[[ DATA SUPPLIED, beginning ]]
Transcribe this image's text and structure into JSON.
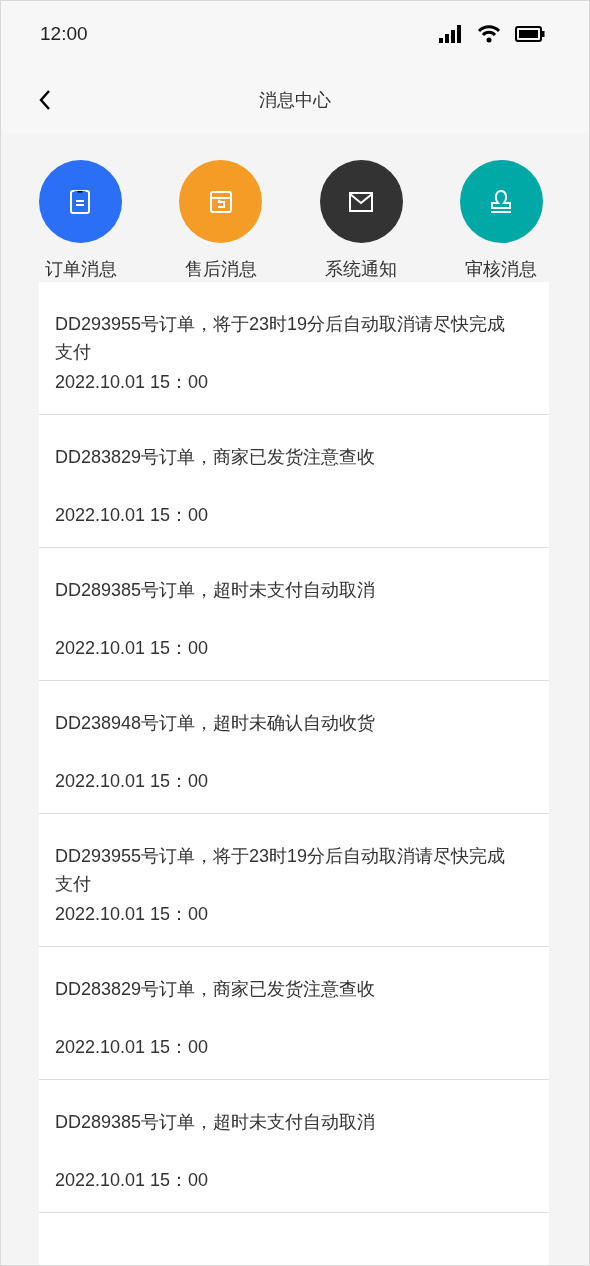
{
  "status_bar": {
    "time": "12:00"
  },
  "nav_bar": {
    "title": "消息中心"
  },
  "categories": [
    {
      "label": "订单消息",
      "kind": "order",
      "color": "#2b6ff6"
    },
    {
      "label": "售后消息",
      "kind": "aftersale",
      "color": "#f49c25"
    },
    {
      "label": "系统通知",
      "kind": "system",
      "color": "#333333"
    },
    {
      "label": "审核消息",
      "kind": "review",
      "color": "#00a8a6"
    }
  ],
  "messages": [
    {
      "text": "DD293955号订单，将于23时19分后自动取消请尽快完成支付",
      "time": "2022.10.01 15：00"
    },
    {
      "text": "DD283829号订单，商家已发货注意查收",
      "time": "2022.10.01 15：00"
    },
    {
      "text": "DD289385号订单，超时未支付自动取消",
      "time": "2022.10.01 15：00"
    },
    {
      "text": "DD238948号订单，超时未确认自动收货",
      "time": "2022.10.01 15：00"
    },
    {
      "text": "DD293955号订单，将于23时19分后自动取消请尽快完成支付",
      "time": "2022.10.01 15：00"
    },
    {
      "text": "DD283829号订单，商家已发货注意查收",
      "time": "2022.10.01 15：00"
    },
    {
      "text": "DD289385号订单，超时未支付自动取消",
      "time": "2022.10.01 15：00"
    }
  ]
}
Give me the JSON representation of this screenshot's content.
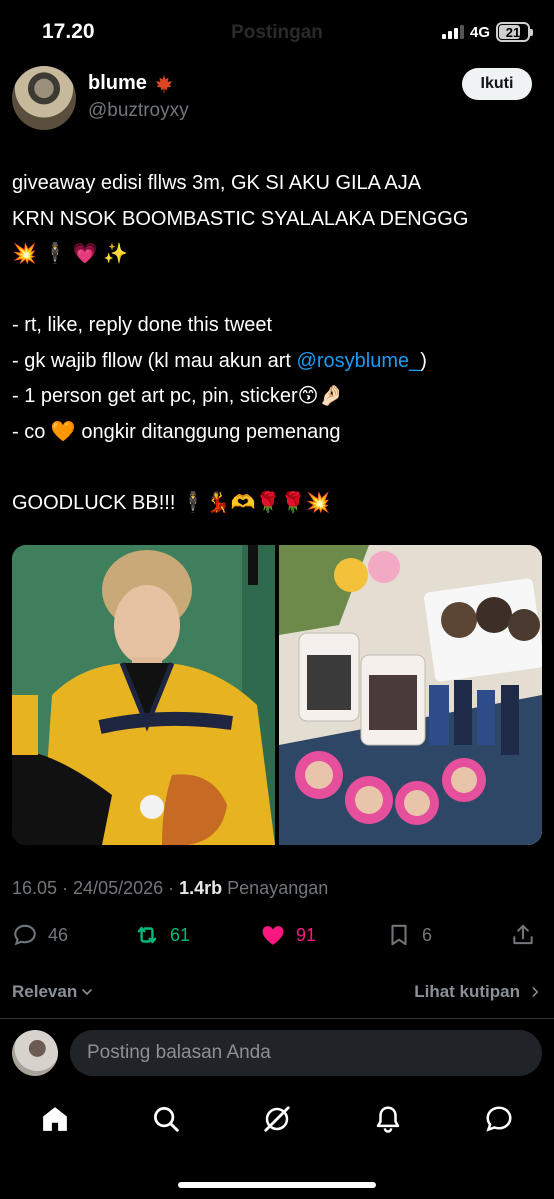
{
  "status_bar": {
    "time": "17.20",
    "ghost_title": "Postingan",
    "network": "4G",
    "battery": "21"
  },
  "author": {
    "display_name": "blume",
    "handle": "@buztroyxy",
    "badge_icon": "maple-leaf-icon",
    "follow_label": "Ikuti"
  },
  "tweet": {
    "line1": "giveaway edisi fllws 3m, GK SI AKU GILA AJA",
    "line2": "KRN NSOK BOOMBASTIC SYALALAKA DENGGG",
    "line3_emoji": "💥 🕴 💗 ✨",
    "rule1": "- rt, like, reply done this tweet",
    "rule2_prefix": "- gk wajib fllow (kl mau akun art ",
    "rule2_mention": "@rosyblume_",
    "rule2_suffix": ")",
    "rule3": "- 1 person get art pc, pin, sticker😙🤌🏻",
    "rule4": "- co 🧡 ongkir ditanggung pemenang",
    "closing": "GOODLUCK BB!!! 🕴💃🫶🌹🌹💥"
  },
  "media": {
    "left_photo": "baseball-jersey-photo",
    "right_photo": "merch-collection-photo"
  },
  "meta": {
    "timestamp": "16.05 · 24/05/2026 · ",
    "views_count": "1.4rb",
    "views_label": "Penayangan"
  },
  "actions": {
    "replies": "46",
    "retweets": "61",
    "likes": "91",
    "bookmarks": "6",
    "colors": {
      "retweet": "#00ba7c",
      "like": "#f91880",
      "muted": "#71767b"
    }
  },
  "sort": {
    "left_label": "Relevan",
    "right_label": "Lihat kutipan"
  },
  "reply": {
    "placeholder": "Posting balasan Anda"
  },
  "nav": {
    "items": [
      "home-icon",
      "search-icon",
      "grok-icon",
      "notifications-icon",
      "messages-icon"
    ]
  }
}
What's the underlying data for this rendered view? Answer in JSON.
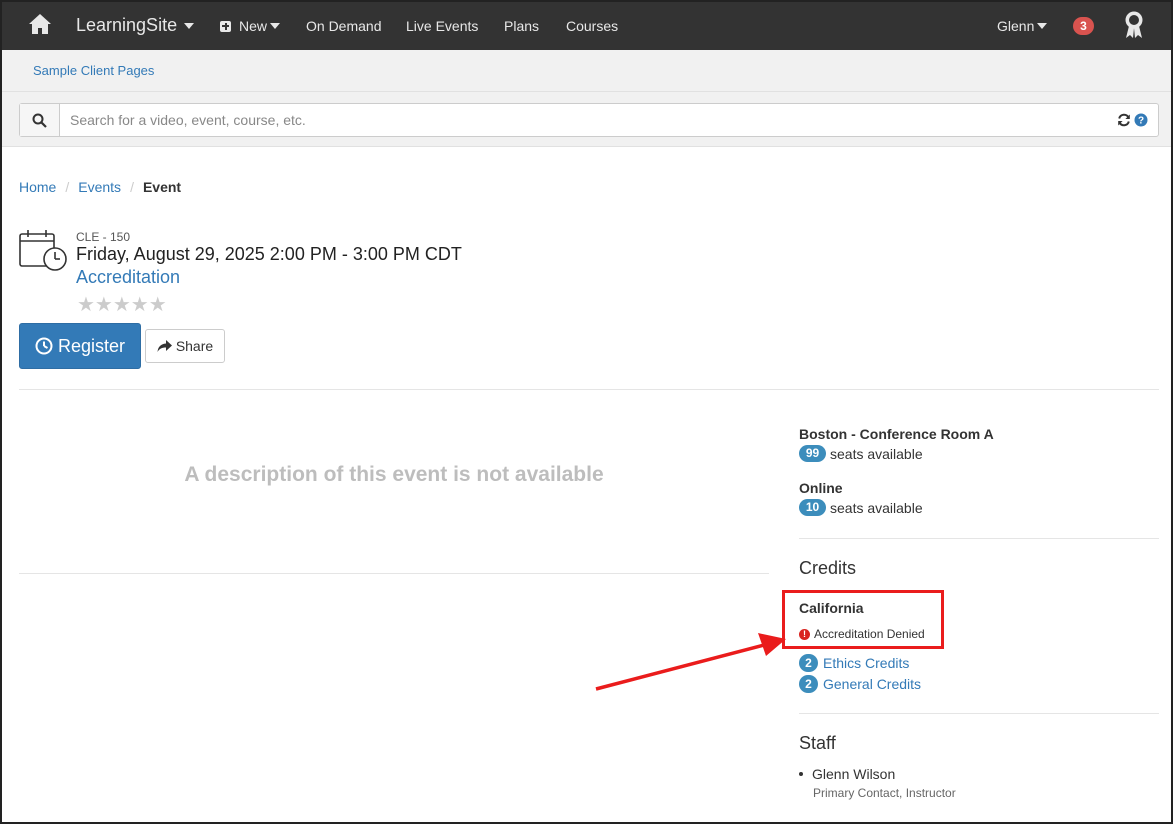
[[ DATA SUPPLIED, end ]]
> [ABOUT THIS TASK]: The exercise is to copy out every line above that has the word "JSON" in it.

> [PROBLEM SOLUTION]:
Transcribe this image's text and structure into JSON.
Give me the JSON representation of this screenshot's content.
What's the underlying data for this rendered view? Answer in JSON.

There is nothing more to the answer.